| What you have to do |
Whenever a line in the entries below contains "background", copy that line.
---------- Task input
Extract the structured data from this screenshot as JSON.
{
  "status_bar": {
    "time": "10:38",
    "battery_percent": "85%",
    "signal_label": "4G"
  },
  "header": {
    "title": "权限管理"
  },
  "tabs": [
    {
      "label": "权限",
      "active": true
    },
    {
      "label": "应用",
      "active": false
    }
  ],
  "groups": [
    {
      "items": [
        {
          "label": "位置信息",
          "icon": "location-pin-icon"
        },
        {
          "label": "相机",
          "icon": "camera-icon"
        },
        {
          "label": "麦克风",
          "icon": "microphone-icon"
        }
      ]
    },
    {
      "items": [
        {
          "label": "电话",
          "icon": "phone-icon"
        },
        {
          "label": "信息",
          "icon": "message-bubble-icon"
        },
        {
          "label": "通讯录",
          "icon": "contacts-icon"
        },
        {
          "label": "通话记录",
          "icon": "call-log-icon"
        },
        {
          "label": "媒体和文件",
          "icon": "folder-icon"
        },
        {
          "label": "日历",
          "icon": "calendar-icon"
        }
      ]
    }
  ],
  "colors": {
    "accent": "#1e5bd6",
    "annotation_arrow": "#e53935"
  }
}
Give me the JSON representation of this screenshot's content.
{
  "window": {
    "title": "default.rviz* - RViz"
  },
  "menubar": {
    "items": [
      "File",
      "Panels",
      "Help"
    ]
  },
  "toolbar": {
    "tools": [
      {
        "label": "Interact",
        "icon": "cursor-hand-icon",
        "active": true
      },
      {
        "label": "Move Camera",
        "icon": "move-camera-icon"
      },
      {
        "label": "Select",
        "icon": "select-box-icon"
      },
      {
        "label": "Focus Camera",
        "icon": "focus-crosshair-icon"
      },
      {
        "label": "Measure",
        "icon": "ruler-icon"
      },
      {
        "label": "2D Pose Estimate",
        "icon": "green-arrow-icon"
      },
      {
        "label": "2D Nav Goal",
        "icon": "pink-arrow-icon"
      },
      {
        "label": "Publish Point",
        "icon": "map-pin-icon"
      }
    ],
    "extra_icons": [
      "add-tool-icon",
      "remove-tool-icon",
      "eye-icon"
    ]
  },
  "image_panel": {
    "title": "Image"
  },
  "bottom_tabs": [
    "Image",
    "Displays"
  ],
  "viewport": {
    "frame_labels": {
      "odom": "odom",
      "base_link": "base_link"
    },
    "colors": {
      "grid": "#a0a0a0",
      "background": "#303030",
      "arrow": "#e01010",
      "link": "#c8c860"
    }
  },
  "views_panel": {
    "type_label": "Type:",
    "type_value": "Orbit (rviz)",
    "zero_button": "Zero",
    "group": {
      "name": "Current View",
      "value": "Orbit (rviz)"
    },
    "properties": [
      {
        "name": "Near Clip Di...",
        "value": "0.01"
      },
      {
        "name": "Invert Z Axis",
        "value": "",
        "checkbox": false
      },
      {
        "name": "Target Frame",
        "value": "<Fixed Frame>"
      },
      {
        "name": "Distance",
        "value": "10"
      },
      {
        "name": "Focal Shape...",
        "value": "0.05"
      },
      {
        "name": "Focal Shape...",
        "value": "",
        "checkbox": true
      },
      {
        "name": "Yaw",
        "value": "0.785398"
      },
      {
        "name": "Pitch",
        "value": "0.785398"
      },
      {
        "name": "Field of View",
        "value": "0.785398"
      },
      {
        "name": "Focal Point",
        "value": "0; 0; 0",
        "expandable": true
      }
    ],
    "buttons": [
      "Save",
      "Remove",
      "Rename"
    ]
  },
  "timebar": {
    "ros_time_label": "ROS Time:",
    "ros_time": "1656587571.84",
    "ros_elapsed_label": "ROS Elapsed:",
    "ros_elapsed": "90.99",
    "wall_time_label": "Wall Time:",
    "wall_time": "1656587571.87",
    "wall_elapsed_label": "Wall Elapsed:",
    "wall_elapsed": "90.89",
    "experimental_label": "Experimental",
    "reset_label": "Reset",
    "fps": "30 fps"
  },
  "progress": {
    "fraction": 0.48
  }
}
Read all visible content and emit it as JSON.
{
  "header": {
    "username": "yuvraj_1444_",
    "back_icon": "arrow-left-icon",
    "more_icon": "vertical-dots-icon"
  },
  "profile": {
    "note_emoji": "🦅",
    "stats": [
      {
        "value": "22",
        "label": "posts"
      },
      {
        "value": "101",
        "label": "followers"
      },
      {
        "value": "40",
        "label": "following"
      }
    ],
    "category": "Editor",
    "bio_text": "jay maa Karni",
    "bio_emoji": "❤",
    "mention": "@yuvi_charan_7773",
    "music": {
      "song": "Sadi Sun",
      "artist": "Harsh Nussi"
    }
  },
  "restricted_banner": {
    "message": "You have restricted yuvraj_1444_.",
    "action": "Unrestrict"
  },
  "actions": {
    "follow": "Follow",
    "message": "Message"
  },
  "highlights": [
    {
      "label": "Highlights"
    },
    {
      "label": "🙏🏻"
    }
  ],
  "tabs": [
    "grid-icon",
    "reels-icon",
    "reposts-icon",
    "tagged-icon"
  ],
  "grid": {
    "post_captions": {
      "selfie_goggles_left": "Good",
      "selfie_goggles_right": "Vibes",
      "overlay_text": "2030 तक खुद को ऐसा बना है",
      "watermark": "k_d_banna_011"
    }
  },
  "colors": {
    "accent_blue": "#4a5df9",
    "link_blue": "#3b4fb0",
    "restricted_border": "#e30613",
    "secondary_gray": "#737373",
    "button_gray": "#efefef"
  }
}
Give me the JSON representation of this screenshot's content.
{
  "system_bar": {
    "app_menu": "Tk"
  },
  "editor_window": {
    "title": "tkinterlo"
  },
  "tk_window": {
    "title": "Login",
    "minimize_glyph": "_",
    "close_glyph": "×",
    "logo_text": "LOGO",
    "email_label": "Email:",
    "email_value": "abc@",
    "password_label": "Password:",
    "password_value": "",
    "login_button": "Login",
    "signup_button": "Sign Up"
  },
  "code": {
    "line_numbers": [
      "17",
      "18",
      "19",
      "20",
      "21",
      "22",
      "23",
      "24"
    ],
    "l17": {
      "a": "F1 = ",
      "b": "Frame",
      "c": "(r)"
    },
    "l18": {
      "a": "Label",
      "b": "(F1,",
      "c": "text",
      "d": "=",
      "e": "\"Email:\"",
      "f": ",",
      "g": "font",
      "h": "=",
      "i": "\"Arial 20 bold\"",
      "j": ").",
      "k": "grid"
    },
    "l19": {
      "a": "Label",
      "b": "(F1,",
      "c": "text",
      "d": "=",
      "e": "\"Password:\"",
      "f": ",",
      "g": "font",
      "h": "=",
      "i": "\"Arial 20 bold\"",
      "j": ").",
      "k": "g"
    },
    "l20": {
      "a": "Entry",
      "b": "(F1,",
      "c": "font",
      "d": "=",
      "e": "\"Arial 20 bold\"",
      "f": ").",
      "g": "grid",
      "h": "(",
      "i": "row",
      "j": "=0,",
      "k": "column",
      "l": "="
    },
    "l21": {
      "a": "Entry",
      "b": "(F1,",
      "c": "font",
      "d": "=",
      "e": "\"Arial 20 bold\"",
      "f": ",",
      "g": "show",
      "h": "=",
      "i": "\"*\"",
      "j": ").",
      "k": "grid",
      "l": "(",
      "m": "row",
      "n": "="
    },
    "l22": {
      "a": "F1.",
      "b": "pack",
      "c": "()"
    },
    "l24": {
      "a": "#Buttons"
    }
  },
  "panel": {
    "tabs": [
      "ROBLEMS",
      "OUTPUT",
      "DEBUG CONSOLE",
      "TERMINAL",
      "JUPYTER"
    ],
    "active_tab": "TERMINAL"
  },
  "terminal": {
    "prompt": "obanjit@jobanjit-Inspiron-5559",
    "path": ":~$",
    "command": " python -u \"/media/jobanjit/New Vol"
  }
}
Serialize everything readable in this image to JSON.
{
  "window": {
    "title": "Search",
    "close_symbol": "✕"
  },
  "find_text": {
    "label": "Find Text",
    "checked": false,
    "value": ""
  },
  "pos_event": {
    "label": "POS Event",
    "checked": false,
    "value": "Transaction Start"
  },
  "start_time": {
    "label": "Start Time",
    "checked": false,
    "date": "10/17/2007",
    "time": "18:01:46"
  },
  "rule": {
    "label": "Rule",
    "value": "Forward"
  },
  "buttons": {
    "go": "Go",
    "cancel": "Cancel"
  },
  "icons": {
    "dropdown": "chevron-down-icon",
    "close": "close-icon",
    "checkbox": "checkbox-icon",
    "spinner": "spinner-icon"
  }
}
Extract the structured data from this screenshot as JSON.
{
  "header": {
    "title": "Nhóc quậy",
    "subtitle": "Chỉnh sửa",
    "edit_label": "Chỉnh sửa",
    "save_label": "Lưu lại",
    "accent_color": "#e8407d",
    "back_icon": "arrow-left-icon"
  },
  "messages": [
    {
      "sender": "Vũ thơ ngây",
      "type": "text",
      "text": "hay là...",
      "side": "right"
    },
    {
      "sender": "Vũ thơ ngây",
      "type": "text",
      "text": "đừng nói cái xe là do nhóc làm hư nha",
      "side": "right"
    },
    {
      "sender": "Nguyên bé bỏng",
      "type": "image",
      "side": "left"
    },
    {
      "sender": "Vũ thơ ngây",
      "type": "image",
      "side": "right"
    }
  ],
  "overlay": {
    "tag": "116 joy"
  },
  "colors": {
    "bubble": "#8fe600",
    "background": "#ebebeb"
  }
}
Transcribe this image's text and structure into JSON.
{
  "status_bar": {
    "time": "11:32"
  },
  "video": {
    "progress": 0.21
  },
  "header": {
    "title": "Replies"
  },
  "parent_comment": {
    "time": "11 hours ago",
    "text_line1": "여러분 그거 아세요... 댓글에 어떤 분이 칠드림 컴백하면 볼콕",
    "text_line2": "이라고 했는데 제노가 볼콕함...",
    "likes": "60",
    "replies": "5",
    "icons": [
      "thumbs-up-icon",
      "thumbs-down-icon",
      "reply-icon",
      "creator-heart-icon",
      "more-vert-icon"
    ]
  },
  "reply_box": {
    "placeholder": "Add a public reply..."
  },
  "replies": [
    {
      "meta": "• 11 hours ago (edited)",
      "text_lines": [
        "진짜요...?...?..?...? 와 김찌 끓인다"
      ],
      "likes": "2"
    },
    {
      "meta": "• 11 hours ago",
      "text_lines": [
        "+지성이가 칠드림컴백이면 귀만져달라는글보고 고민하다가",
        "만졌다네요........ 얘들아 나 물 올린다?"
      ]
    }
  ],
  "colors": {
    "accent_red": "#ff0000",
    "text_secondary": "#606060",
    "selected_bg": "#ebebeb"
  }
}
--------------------
| Exercise output |
      "background": "#303030",
    "background": "#ebebeb"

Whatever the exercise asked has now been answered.